I do windows … but I don’t do icebreakers, parking lots, and “touchy-feely”!
This blog is mostly a light-hearted look at a few aspects of facilitation that I don’t do. I fully support other facilitators’ right and choice to use them. Facilitation is very much an individual approach and style. What works for me may not work for others and vice versa. Although written in a light-hearted vein and for fun, I hold strong values about these “don’ts”.
What’s on my “don’t” list? Icebreakers to start! These are activities generally conducted at the beginning of a facilitated session to help participants to get to know one another, to energize them, to prepare for the topics of the session, and to create a positive group atmosphere. Yes … at the beginning of a session, I invite participants to introduce themselves and to take part in a conversation or an activity that helps them “become fully present” and engaged in the session topic, to start to set a climate of support, inclusion and commitment, and to have fun. I just don’t call them icebreakers! I don’t like the image of participants needing to break ice between them. I use terms such as introductory activities, opening conversation, and checking-in activities.
I don’t use a parking lot. This is a term I hear used by many individuals when we are planning a facilitated session. The idea of a parking lot is that any topic not on the agenda is placed in the parking lot; typically, a flipchart page taped to a wall. The topic is “parked”, hopefully, for future consideration. Unfortunately, my experience is that the parking lot is never re-visited, and the flipchart page is recycled or thrown away at the end of the session. Therefore, I encourage participants to “drive” the newly introduced topic rather than “park” it. By drive, I mean that the group intentionally and immediately decides what will be done with the topic; i.e. decide whether it is important enough to include on the agenda or to discuss immediately or that it is not relevant and will not be discussed or deliberately assign the topic as a responsibility to one or two individuals for follow-up. I believe that the topics typically placed on a parking lot need a decision and possibly, an action.
I don’t do touchy-feely activities, or as clients have said to me, “those games where we all play and touch each other and get emotional”. When I ask clients what they mean by touchy-feely games, I find that they worry about physical touching such as holding hands and baring their souls through deeply personal conversations. I share with clients my values about everyone having a voice, being heard and listening; encouraging honesty, openness and authenticity; using various discussion methods to meet the needs of different learning styles; and the importance and joy of having fun. I use discussion and decision-making activities that meet these values without invading personal spaces (physical and emotional) of participants. I often use physical activities and quick games because I believe that people like being playful and having fun at appropriate times in a session. For example, a game of Rock Paper Scissors will quickly get people laughing and relaxing without having them in too much physical contact. A high five is often preferable to holding hands. And I have used a conga line and a bum pat – believe me, these were appropriate! I use conversation methods that allow participants to share what they feel is important to share, to the extent that they are comfortable. Participants sitting in pairs and talking about each other’s role in a community shares personal information and creates a relationship without being too emotionally invasive.

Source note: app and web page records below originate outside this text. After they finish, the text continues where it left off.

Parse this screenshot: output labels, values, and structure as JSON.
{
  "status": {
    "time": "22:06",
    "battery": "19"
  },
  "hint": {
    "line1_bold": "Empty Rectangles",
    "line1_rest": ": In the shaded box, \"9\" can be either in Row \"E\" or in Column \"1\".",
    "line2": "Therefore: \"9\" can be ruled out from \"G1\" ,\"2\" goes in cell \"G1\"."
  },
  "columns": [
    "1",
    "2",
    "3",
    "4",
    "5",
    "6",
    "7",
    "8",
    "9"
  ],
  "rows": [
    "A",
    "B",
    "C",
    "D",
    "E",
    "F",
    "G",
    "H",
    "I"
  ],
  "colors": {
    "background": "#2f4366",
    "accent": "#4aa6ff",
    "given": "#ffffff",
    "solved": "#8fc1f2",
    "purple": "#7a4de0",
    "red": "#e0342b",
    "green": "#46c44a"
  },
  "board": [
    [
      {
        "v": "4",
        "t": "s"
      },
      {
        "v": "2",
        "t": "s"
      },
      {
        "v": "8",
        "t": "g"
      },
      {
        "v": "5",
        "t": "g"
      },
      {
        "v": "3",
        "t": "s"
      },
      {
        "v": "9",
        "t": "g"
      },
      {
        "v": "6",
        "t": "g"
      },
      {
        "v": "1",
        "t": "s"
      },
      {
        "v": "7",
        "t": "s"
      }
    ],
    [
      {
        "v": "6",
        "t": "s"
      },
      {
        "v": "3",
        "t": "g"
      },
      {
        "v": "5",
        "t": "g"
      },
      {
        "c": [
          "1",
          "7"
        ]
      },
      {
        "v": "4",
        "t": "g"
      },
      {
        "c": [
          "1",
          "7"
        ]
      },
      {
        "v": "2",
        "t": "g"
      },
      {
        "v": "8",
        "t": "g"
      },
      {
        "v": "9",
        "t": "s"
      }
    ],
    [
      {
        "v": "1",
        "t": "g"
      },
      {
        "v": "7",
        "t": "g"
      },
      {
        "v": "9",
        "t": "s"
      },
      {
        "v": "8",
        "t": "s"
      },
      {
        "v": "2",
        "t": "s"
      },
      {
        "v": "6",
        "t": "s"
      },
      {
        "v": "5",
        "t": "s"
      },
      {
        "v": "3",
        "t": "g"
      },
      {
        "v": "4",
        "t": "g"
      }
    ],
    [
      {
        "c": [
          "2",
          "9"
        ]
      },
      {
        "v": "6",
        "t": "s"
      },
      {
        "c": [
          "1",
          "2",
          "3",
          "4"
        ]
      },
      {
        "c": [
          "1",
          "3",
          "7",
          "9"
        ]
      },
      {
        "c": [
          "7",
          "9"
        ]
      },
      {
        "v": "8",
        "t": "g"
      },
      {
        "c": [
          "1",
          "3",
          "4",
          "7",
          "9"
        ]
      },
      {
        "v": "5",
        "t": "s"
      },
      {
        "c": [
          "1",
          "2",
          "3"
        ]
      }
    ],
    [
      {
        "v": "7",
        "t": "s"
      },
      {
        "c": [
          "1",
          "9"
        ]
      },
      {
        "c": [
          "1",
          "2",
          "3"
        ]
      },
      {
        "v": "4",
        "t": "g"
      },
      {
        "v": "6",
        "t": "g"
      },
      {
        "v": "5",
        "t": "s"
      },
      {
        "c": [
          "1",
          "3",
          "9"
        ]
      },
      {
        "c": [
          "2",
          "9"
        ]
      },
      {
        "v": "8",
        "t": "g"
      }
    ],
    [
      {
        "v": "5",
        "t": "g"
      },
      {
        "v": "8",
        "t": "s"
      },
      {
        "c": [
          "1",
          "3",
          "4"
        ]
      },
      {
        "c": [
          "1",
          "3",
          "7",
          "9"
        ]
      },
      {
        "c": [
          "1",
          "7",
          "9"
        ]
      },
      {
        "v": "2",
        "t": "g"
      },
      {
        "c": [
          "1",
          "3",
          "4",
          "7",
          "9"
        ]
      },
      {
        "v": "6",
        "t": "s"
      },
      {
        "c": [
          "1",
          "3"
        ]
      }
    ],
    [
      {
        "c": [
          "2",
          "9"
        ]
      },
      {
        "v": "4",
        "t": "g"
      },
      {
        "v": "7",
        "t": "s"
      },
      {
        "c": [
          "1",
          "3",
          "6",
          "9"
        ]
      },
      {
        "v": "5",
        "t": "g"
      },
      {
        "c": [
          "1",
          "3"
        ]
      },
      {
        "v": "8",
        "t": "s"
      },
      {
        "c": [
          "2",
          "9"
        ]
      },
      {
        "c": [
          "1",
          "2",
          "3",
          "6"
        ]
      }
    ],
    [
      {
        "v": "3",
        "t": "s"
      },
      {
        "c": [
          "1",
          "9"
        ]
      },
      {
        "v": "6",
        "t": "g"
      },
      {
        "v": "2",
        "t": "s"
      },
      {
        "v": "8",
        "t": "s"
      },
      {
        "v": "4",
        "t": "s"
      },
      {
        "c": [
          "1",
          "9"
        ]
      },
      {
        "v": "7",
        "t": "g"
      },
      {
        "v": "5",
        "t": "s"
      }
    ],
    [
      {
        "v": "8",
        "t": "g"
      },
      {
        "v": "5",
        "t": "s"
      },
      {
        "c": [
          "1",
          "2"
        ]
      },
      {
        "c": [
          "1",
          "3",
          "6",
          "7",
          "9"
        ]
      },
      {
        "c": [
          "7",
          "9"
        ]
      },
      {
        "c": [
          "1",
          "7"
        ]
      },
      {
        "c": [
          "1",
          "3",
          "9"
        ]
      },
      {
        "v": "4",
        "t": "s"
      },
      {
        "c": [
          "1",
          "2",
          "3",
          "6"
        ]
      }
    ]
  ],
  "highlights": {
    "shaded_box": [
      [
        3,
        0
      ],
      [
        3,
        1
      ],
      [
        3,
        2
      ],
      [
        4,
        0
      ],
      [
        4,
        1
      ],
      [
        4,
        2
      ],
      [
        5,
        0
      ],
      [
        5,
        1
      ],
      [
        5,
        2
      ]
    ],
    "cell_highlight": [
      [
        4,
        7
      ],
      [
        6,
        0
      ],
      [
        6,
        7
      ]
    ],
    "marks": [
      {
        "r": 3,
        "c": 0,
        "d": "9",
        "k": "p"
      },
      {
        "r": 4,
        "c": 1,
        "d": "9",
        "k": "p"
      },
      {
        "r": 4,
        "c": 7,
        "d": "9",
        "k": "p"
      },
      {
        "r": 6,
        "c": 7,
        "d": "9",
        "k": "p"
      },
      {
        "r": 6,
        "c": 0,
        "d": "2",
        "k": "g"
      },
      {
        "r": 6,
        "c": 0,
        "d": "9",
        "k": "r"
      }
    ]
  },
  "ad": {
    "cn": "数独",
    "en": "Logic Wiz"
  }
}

When I plan and facilitate activities, I say out loud the intent and purpose of each activity. If it makes sense to the participants and me, it is normally a good match to help the group reach the desired outcome.
My facilitation blog question is: What are your facilitation do’s and don’ts?